Women of Data Science – Alicia Tsai Launches First WiDS Conference in Taiwan
Western Digital is pleased to be a corporate sponsor of the Global Women in Data Science Conference (WiDS) since 2018. This new series of profiles features a select group of WiDS global ambassadors. They share their stories about leading events in their local communities that inspire and educate data scientists, while supporting women in the field.
Alicia Tsai is a WiDS Ambassador hailing from Taipei in Taiwan.
A graduate student researcher at the University of California, Berkeley, Alicia is also actively involved with her local data science community in Taipei as one of the leaders in the Coding & Co-Working Club. Through her role as a WiDS Ambassador, she planned and carried out a well-attended event with several respected speakers.

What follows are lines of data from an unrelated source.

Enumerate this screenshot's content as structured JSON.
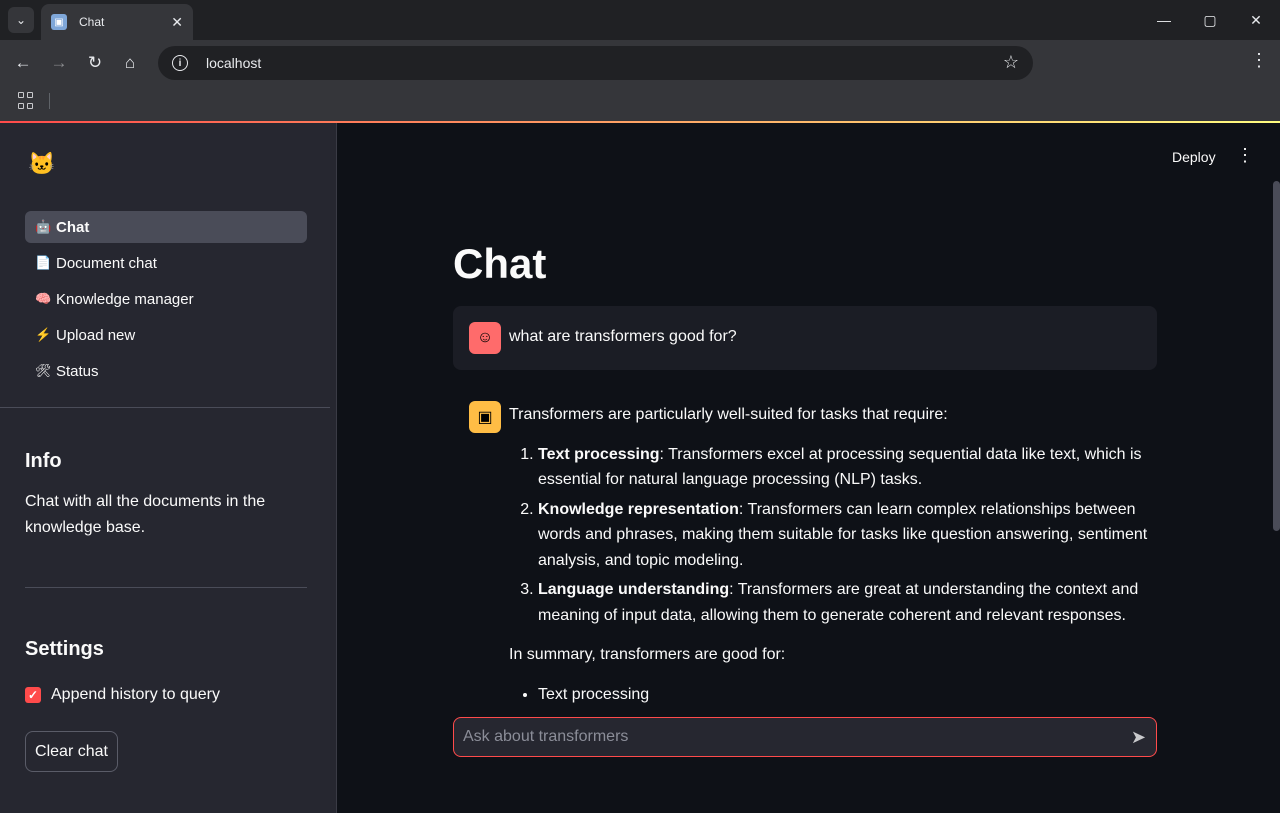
{
  "browser": {
    "tab_title": "Chat",
    "url": "localhost"
  },
  "sidebar": {
    "nav": [
      {
        "emoji": "🤖",
        "label": "Chat",
        "active": true
      },
      {
        "emoji": "📄",
        "label": "Document chat",
        "active": false
      },
      {
        "emoji": "🧠",
        "label": "Knowledge manager",
        "active": false
      },
      {
        "emoji": "⚡",
        "label": "Upload new",
        "active": false
      },
      {
        "emoji": "🛠",
        "label": "Status",
        "active": false
      }
    ],
    "info_heading": "Info",
    "info_text": "Chat with all the documents in the knowledge base.",
    "settings_heading": "Settings",
    "append_history_label": "Append history to query",
    "append_history_checked": true,
    "clear_chat_label": "Clear chat"
  },
  "main": {
    "deploy_label": "Deploy",
    "title": "Chat",
    "user_message": "what are transformers good for?",
    "bot_intro": "Transformers are particularly well-suited for tasks that require:",
    "bot_points": [
      {
        "term": "Text processing",
        "text": ": Transformers excel at processing sequential data like text, which is essential for natural language processing (NLP) tasks."
      },
      {
        "term": "Knowledge representation",
        "text": ": Transformers can learn complex relationships between words and phrases, making them suitable for tasks like question answering, sentiment analysis, and topic modeling."
      },
      {
        "term": "Language understanding",
        "text": ": Transformers are great at understanding the context and meaning of input data, allowing them to generate coherent and relevant responses."
      }
    ],
    "bot_summary": "In summary, transformers are good for:",
    "bot_bullets": [
      "Text processing"
    ],
    "input_placeholder": "Ask about transformers"
  },
  "colors": {
    "accent": "#ff4b4b",
    "sidebar_bg": "#262730",
    "main_bg": "#0e1117",
    "user_avatar": "#ff6b6b",
    "bot_avatar": "#ffbd45"
  }
}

We talked with Alicia to learn about her experience planning a successful data science event. Here’s what she had to say!
First off, how did your event go?

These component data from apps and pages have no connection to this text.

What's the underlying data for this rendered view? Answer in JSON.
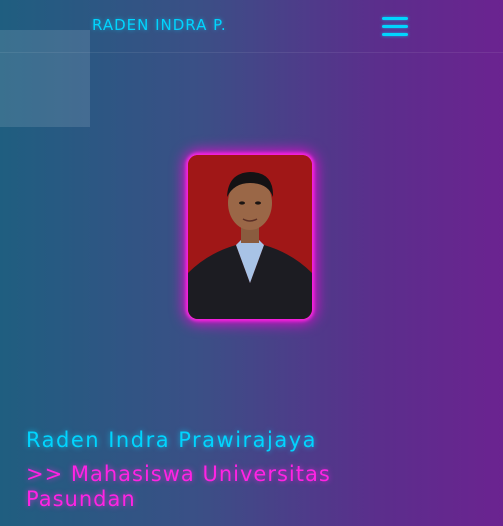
{
  "header": {
    "brand": "RADEN INDRA P.",
    "menu_icon": "hamburger-menu-icon"
  },
  "profile": {
    "photo_alt": "Raden Indra Prawirajaya",
    "name": "Raden Indra Prawirajaya",
    "subtitle": ">> Mahasiswa Universitas Pasundan"
  },
  "colors": {
    "accent_cyan": "#00d5ff",
    "accent_magenta": "#ff23e3",
    "bg_start": "#1f5e80",
    "bg_end": "#6b2390"
  }
}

ALICIA: It was a big success! This was our first time hosting the event and we had around 180 people join. One special thing is that we have both remote and local speakers, all of whom are extraordinary Taiwanese females. The mix of remote and local speakers brought fresh insights not only from Taiwan but also from places outside of Taiwan, making our events global and local at the same time.
When did you get the idea that you wanted to be a WiDS Ambassador?
ALICIA: I saw the WiDS event in July last year and learned that there were local events around the world. But, when I searched Taiwan, I couldn’t find any past events. Taiwan is an island, so attending a nearby event means that I have to fly in. Then I thought to myself “If there is no way, why not create one?” That’s when I started to think about becoming a WiDS Ambassador. I emailed Judy Logan, Co-Director of the Women in Data Science Conference, about organizing a WiDS conference in Taipei and she supported me all the way.
Why were you interested in the ambassador position?
ALICIA: My main goal at that time was to create a WiDS conference in Taipei. I was introduced to other ambassadors around the globe. Their experience in organizing WiDS conferences gave me a great idea of how to plan for my event. Most importantly, I got to recruit a team of 15 amazing people to help me make everything happen. We shared our speakers’ stories on Medium.
Once you started planning for your event, how did you find local speakers and attendees?
ALICIA: Before planning the conference, I had been involved in various tech communities for a while. To build trust with the speakers, I talked with all of them personally after inviting them. This helped the speakers understand what the conference is about and what to deliver to the attendees. Furthermore, our team also built friendship and mentorship with the speakers.
To reach to a wider range of attendees, we designed 3 workshops with three levels of difficulty: easy, intermediate and difficult. The workshops helped promote the conference and helped us gain publicity. Our marketing team did a great job! We compiled a list of groups on social media that fit our target audience and shared our speakers’ information that might fit their interests.
In your experience, what does the data science community look like in Taiwan?
ALICIA: There is definitely more awareness and popularity in data science right now than ever before. Most of the meetups and study groups are organized by working professionals. We also have some larger conferences focusing on data science or artificial intelligence every year. Most of the events are organized in Taipei. Our communities stay pretty close with each other as well. You can bump into the same group of people at other meetups very easily. It’s great to build long-term friendships and connections.
Moving forward, how do you think data science will impact people in their day-to-day life?
ALICIA: A lot of our day-to-day lives and our decisions are a form of analytical process. We may not be aware of it, but that doesn’t mean the underlying process of patterns does not exist. Our technology has made it easier to collect personal data. This means we can better understand our own behavior and decisions.
Everything in our daily lives, from sleep to exercise, to music preference and to purchasing behavior is tracked, recorded, and measured. Besides healthcare, data science also lies in aspects that we are less aware of such as delivery logistics and fraud detection.
What was your biggest takeaway from being a WiDS Ambassador?
ALICIA: An attendee shared on her blog post – “The most valuable parts I found in WiDS Conference are connections, ideas and inspiration”. And that’s what was on my mind when I pictured our event. It still sounds like a dream to me. At first, I was quite unsure about what it would be like. The worst I thought of was to just organize a small meetup.
But, being a WiDS Ambassador was a unique opportunity that combined not only my passion for data science, but also my mission for recognizing more female role models.
“I believe that young women and even experienced female professionals all need role models.” – Alicia Tsai